A cider producer is offering the public free cider or apple juice in exchange for spare apples.
Thistly Cross Cider is encouraging donations from large apple orchards and also those grown in private gardens across Scotland.
The scheme is part of an attempt to reduce waste as many locally-grown apples will otherwise go unused.
Members of the public are being encouraged to make the trade and claim their beverage, provided the apples are clean and rot-free.
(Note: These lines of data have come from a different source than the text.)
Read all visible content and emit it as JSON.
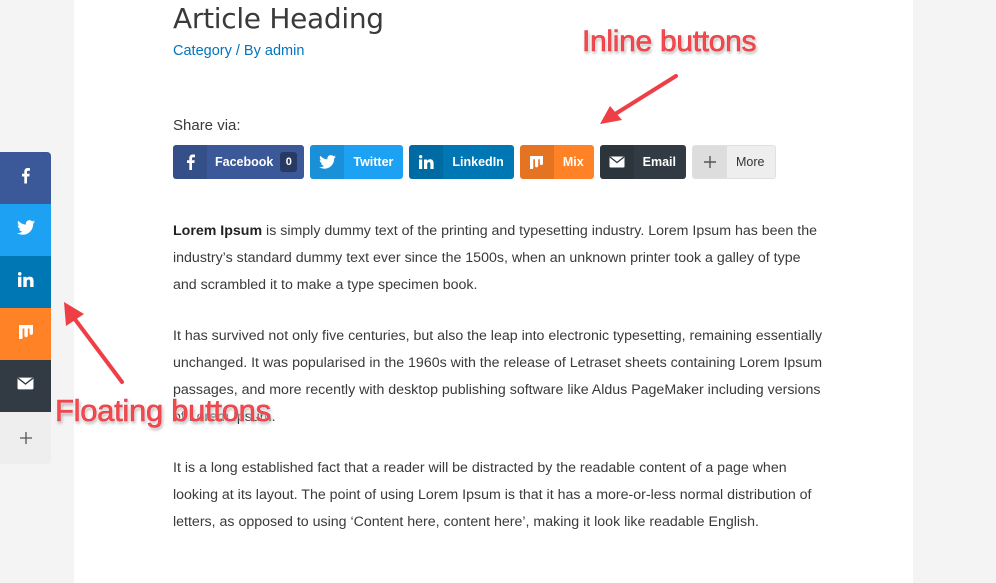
{
  "article": {
    "title": "Article Heading",
    "meta": {
      "category": "Category",
      "separator": " / By ",
      "author": "admin"
    },
    "share_label": "Share via:"
  },
  "inline_buttons": [
    {
      "name": "facebook",
      "label": "Facebook",
      "icon": "facebook-icon",
      "count": "0",
      "color": "#3b5998"
    },
    {
      "name": "twitter",
      "label": "Twitter",
      "icon": "twitter-icon",
      "color": "#1da1f2"
    },
    {
      "name": "linkedin",
      "label": "LinkedIn",
      "icon": "linkedin-icon",
      "color": "#0077b5"
    },
    {
      "name": "mix",
      "label": "Mix",
      "icon": "mix-icon",
      "color": "#ff8226"
    },
    {
      "name": "email",
      "label": "Email",
      "icon": "email-icon",
      "color": "#323b43"
    },
    {
      "name": "more",
      "label": "More",
      "icon": "plus-icon",
      "color": "#eeeeee"
    }
  ],
  "floating_buttons": [
    {
      "name": "facebook",
      "icon": "facebook-icon",
      "color": "#3b5998"
    },
    {
      "name": "twitter",
      "icon": "twitter-icon",
      "color": "#1da1f2"
    },
    {
      "name": "linkedin",
      "icon": "linkedin-icon",
      "color": "#0077b5"
    },
    {
      "name": "mix",
      "icon": "mix-icon",
      "color": "#ff8226"
    },
    {
      "name": "email",
      "icon": "email-icon",
      "color": "#323b43"
    },
    {
      "name": "more",
      "icon": "plus-icon",
      "color": "#eeeeee"
    }
  ],
  "paragraphs": [
    {
      "bold": "Lorem Ipsum",
      "text": " is simply dummy text of the printing and typesetting industry. Lorem Ipsum has been the industry’s standard dummy text ever since the 1500s, when an unknown printer took a galley of type and scrambled it to make a type specimen book."
    },
    {
      "text": "It has survived not only five centuries, but also the leap into electronic typesetting, remaining essentially unchanged. It was popularised in the 1960s with the release of Letraset sheets containing Lorem Ipsum passages, and more recently with desktop publishing software like Aldus PageMaker including versions of Lorem Ipsum."
    },
    {
      "text": "It is a long established fact that a reader will be distracted by the readable content of a page when looking at its layout. The point of using Lorem Ipsum is that it has a more-or-less normal distribution of letters, as opposed to using ‘Content here, content here’, making it look like readable English."
    }
  ],
  "annotations": {
    "inline": "Inline buttons",
    "floating": "Floating buttons",
    "color": "#f24a4f"
  }
}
The company are operating a "bucket for a bottle" system to encourage donations.
Peter Stuart, head cidermaker at Thistly Cross, said: "Apple donations are already making their way to the farm and, as a proudly Scottish brand, Thistly is inviting the public to donate their spare fruit and, in return, we'll give them cider or apple juice.
"One of the things that make Thistly Cross Cider so unique is its blend of Scottish heritage apples, hand-pressed on our farm in East Lothian.
"We have a tradition of using apples grown across Scotland from a wide range of sources including professional apple growers, schools, large estate owners and the general public who grow apples in their gardens at home. We even use apples donated from the grounds of the Royal Edinburgh Hospital.
"Our popularity is increasing but Thistly can't make all the cider it wants to without the help of the public! Every year, we accept fruit donations from all over Scotland, ranging from a bucketful to a truckload.
"Our unique system of using donated apples also eliminates the waste that is all too often associated with the food industry of modern times."
Donations can be delivered directly to the store at Belhaven Fruit Farm in Dunbar, East Lothian.
Alternatively, for those living further north, fruit can be handed in at Gordon Castle in Moray.